_Task item_
Word for word, return every record.

━━ Data

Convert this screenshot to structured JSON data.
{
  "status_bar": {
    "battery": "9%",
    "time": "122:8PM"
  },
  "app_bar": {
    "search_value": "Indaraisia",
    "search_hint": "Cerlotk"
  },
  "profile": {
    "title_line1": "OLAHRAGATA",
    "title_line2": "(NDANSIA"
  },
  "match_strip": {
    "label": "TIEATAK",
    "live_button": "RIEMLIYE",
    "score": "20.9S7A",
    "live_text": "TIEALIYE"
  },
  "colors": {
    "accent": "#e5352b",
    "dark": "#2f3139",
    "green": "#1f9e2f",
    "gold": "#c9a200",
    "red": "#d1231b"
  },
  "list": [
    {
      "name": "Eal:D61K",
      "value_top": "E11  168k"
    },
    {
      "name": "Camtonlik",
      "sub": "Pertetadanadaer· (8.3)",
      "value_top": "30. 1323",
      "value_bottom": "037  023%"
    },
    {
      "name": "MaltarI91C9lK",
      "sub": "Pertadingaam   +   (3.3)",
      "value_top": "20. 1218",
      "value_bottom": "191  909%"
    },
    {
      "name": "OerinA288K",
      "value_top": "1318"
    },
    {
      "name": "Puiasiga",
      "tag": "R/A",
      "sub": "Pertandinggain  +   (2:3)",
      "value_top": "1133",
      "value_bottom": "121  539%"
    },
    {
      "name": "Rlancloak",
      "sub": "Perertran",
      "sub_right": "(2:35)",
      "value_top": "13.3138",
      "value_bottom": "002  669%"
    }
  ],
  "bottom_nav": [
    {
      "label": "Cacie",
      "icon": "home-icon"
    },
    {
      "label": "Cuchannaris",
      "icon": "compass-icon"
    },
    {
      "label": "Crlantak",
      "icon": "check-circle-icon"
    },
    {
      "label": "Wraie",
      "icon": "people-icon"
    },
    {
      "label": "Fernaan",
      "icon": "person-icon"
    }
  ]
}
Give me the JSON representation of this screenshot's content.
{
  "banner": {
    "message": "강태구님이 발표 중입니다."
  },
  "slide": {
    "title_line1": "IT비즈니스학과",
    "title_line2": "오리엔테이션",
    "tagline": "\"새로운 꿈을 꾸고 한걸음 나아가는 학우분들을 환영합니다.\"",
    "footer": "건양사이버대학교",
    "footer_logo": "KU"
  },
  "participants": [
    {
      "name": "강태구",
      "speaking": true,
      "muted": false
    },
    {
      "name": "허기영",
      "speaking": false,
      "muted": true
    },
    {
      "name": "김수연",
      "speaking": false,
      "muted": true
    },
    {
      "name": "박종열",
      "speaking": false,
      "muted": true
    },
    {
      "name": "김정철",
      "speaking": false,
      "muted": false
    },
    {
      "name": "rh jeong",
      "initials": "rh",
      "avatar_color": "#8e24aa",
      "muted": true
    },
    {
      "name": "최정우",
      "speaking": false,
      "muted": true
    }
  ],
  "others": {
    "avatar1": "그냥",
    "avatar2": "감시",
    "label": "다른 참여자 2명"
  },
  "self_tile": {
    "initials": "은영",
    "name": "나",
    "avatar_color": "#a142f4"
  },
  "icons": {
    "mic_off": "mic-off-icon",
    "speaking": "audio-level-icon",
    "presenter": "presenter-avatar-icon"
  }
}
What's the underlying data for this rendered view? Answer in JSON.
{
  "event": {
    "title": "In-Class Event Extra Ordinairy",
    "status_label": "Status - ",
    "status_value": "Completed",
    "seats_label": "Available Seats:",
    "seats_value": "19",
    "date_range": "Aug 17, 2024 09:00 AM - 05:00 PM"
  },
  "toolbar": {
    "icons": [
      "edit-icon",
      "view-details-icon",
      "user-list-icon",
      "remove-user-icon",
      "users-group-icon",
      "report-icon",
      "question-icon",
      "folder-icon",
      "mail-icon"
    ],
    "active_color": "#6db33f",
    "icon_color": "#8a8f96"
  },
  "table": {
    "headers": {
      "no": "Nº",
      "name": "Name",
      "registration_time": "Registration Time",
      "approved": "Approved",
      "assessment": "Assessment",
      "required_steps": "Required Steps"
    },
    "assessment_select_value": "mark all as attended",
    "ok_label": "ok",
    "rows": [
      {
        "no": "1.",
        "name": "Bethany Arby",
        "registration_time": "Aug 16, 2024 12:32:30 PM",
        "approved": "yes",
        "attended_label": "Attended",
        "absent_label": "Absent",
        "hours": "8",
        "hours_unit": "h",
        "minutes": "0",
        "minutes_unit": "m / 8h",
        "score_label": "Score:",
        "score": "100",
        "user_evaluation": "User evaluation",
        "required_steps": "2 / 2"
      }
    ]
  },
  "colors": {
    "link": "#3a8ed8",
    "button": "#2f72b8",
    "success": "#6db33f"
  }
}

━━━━

_Output_
Convert this screenshot to structured JSON data.
{
  "status_bar": {
    "battery": "9%",
    "time": "122:8PM"
  },
  "app_bar": {
    "search_value": "Indaraisia",
    "search_hint": "Cerlotk"
  },
  "profile": {
    "title_line1": "OLAHRAGATA",
    "title_line2": "(NDANSIA"
  },
  "match_strip": {
    "label": "TIEATAK",
    "live_button": "RIEMLIYE",
    "score": "20.9S7A",
    "live_text": "TIEALIYE"
  },
  "colors": {
    "accent": "#e5352b",
    "dark": "#2f3139",
    "green": "#1f9e2f",
    "gold": "#c9a200",
    "red": "#d1231b"
  },
  "list": [
    {
      "name": "Eal:D61K",
      "value_top": "E11  168k"
    },
    {
      "name": "Camtonlik",
      "sub": "Pertetadanadaer· (8.3)",
      "value_top": "30. 1323",
      "value_bottom": "037  023%"
    },
    {
      "name": "MaltarI91C9lK",
      "sub": "Pertadingaam   +   (3.3)",
      "value_top": "20. 1218",
      "value_bottom": "191  909%"
    },
    {
      "name": "OerinA288K",
      "value_top": "1318"
    },
    {
      "name": "Puiasiga",
      "tag": "R/A",
      "sub": "Pertandinggain  +   (2:3)",
      "value_top": "1133",
      "value_bottom": "121  539%"
    },
    {
      "name": "Rlancloak",
      "sub": "Perertran",
      "sub_right": "(2:35)",
      "value_top": "13.3138",
      "value_bottom": "002  669%"
    }
  ],
  "bottom_nav": [
    {
      "label": "Cacie",
      "icon": "home-icon"
    },
    {
      "label": "Cuchannaris",
      "icon": "compass-icon"
    },
    {
      "label": "Crlantak",
      "icon": "check-circle-icon"
    },
    {
      "label": "Wraie",
      "icon": "people-icon"
    },
    {
      "label": "Fernaan",
      "icon": "person-icon"
    }
  ]
}
Give me the JSON representation of this screenshot's content.
{
  "banner": {
    "message": "강태구님이 발표 중입니다."
  },
  "slide": {
    "title_line1": "IT비즈니스학과",
    "title_line2": "오리엔테이션",
    "tagline": "\"새로운 꿈을 꾸고 한걸음 나아가는 학우분들을 환영합니다.\"",
    "footer": "건양사이버대학교",
    "footer_logo": "KU"
  },
  "participants": [
    {
      "name": "강태구",
      "speaking": true,
      "muted": false
    },
    {
      "name": "허기영",
      "speaking": false,
      "muted": true
    },
    {
      "name": "김수연",
      "speaking": false,
      "muted": true
    },
    {
      "name": "박종열",
      "speaking": false,
      "muted": true
    },
    {
      "name": "김정철",
      "speaking": false,
      "muted": false
    },
    {
      "name": "rh jeong",
      "initials": "rh",
      "avatar_color": "#8e24aa",
      "muted": true
    },
    {
      "name": "최정우",
      "speaking": false,
      "muted": true
    }
  ],
  "others": {
    "avatar1": "그냥",
    "avatar2": "감시",
    "label": "다른 참여자 2명"
  },
  "self_tile": {
    "initials": "은영",
    "name": "나",
    "avatar_color": "#a142f4"
  },
  "icons": {
    "mic_off": "mic-off-icon",
    "speaking": "audio-level-icon",
    "presenter": "presenter-avatar-icon"
  }
}
What's the underlying data for this rendered view? Answer in JSON.
{
  "event": {
    "title": "In-Class Event Extra Ordinairy",
    "status_label": "Status - ",
    "status_value": "Completed",
    "seats_label": "Available Seats:",
    "seats_value": "19",
    "date_range": "Aug 17, 2024 09:00 AM - 05:00 PM"
  },
  "toolbar": {
    "icons": [
      "edit-icon",
      "view-details-icon",
      "user-list-icon",
      "remove-user-icon",
      "users-group-icon",
      "report-icon",
      "question-icon",
      "folder-icon",
      "mail-icon"
    ],
    "active_color": "#6db33f",
    "icon_color": "#8a8f96"
  },
  "table": {
    "headers": {
      "no": "Nº",
      "name": "Name",
      "registration_time": "Registration Time",
      "approved": "Approved",
      "assessment": "Assessment",
      "required_steps": "Required Steps"
    },
    "assessment_select_value": "mark all as attended",
    "ok_label": "ok",
    "rows": [
      {
        "no": "1.",
        "name": "Bethany Arby",
        "registration_time": "Aug 16, 2024 12:32:30 PM",
        "approved": "yes",
        "attended_label": "Attended",
        "absent_label": "Absent",
        "hours": "8",
        "hours_unit": "h",
        "minutes": "0",
        "minutes_unit": "m / 8h",
        "score_label": "Score:",
        "score": "100",
        "user_evaluation": "User evaluation",
        "required_steps": "2 / 2"
      }
    ]
  },
  "colors": {
    "link": "#3a8ed8",
    "button": "#2f72b8",
    "success": "#6db33f"
  }
}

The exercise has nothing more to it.